Space exploration Forum

Space Exploration / November 25, 2014

Artist rendition of the New Horizons and Juno spacecraftsNew Horizons at Pluto & Juno at Jupiter​

Spanos Theatre, Wednesday, April 12, 7:00-8:30 p.m.
Free and open to the public

Doors open at 6:30 p.m.
For more information call 805-756-2859

Fran Bagenal, one of the team leaders on NASA’s New Horizons mission to Pluto and Juno mission to Jupiter, will unpack what scientists have learned from these missions to the largest and smaller worlds in the solar system. Learn how New Horizons came to be, how the spacecraft got to Pluto, and how the findings are challenging our understanding of ice worlds in the outer solar system.

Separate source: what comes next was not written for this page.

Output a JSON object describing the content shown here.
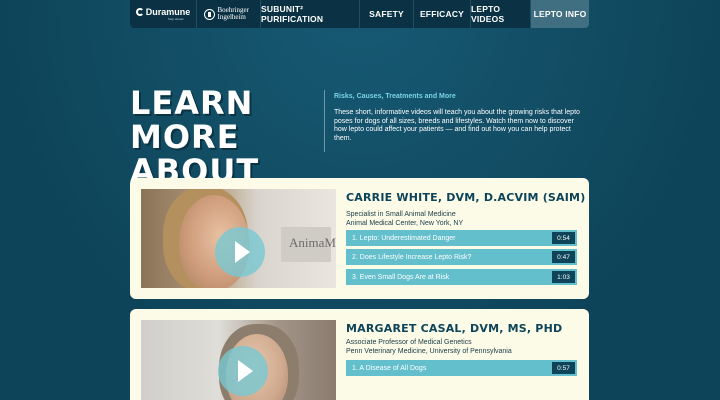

Bagenal will also describe ongoing discoveries from the Juno mission, including findings about Jupiter’s core and magnetic field and the presence of water in the atmosphere.

Water ice mountains as big as the Rocky Mountains, glaciers of nitrogen ice, an ice volcano as big as Mauna Kea, and a landscape that resembles the skin of a snake: “Even in our wildest dreams none of us on the New Horizons team really expected the July 2015 flyby of Pluto to produce such riches.” -Fran Bagenal

About Fran Bagenal

Fran Bagenal is a research scientist and professor at the University of Colorado, Boulder and team leader of the plasma investigations on NASA’s New Horizons mission to Pluto and Juno mission to Jupiter. Her main area of expertise is the study of charged particles trapped in planetary magnetic fields and the interaction of plasmas with the atmospheres of planetary objects, particularly in the outer solar system. She has participated in several of NASA's planetary exploration missions, including Voyager 1 and 2, Galileo, Deep Space 1, New Horizons and Juno. Bagenal edited the monograph Jupiter: Planet, Satellites and Magnetosphere (Cambridge University Press, 2004).

Source: www.physics.calpoly.edu